BRIEF
Output the data as it stands. Each line must match exactly.

Data records for software interfaces

-- Opening Marker --

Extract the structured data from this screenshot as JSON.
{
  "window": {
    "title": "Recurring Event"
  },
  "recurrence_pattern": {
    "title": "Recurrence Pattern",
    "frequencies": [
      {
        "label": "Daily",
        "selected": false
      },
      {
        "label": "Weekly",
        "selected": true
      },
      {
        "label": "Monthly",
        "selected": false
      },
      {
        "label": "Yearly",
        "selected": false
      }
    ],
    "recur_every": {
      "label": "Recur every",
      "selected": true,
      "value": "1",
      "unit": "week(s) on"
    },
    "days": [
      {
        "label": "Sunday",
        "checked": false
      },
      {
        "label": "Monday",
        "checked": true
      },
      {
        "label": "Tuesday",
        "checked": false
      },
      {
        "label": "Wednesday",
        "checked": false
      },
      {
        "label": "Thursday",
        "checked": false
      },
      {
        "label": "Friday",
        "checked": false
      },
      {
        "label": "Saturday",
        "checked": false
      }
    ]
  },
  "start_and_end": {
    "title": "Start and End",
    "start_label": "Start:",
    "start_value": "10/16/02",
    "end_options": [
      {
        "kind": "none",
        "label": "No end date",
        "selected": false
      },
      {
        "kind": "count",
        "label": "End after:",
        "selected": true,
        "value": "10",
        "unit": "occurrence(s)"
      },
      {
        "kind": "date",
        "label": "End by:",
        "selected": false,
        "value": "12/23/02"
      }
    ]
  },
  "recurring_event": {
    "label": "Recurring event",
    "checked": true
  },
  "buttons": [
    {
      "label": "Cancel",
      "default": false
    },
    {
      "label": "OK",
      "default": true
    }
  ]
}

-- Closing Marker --

WRITTEN SOLUTION
Extract the structured data from this screenshot as JSON.
{
  "window": {
    "title": "Recurring Event"
  },
  "recurrence_pattern": {
    "title": "Recurrence Pattern",
    "frequencies": [
      {
        "label": "Daily",
        "selected": false
      },
      {
        "label": "Weekly",
        "selected": true
      },
      {
        "label": "Monthly",
        "selected": false
      },
      {
        "label": "Yearly",
        "selected": false
      }
    ],
    "recur_every": {
      "label": "Recur every",
      "selected": true,
      "value": "1",
      "unit": "week(s) on"
    },
    "days": [
      {
        "label": "Sunday",
        "checked": false
      },
      {
        "label": "Monday",
        "checked": true
      },
      {
        "label": "Tuesday",
        "checked": false
      },
      {
        "label": "Wednesday",
        "checked": false
      },
      {
        "label": "Thursday",
        "checked": false
      },
      {
        "label": "Friday",
        "checked": false
      },
      {
        "label": "Saturday",
        "checked": false
      }
    ]
  },
  "start_and_end": {
    "title": "Start and End",
    "start_label": "Start:",
    "start_value": "10/16/02",
    "end_options": [
      {
        "kind": "none",
        "label": "No end date",
        "selected": false
      },
      {
        "kind": "count",
        "label": "End after:",
        "selected": true,
        "value": "10",
        "unit": "occurrence(s)"
      },
      {
        "kind": "date",
        "label": "End by:",
        "selected": false,
        "value": "12/23/02"
      }
    ]
  },
  "recurring_event": {
    "label": "Recurring event",
    "checked": true
  },
  "buttons": [
    {
      "label": "Cancel",
      "default": false
    },
    {
      "label": "OK",
      "default": true
    }
  ]
}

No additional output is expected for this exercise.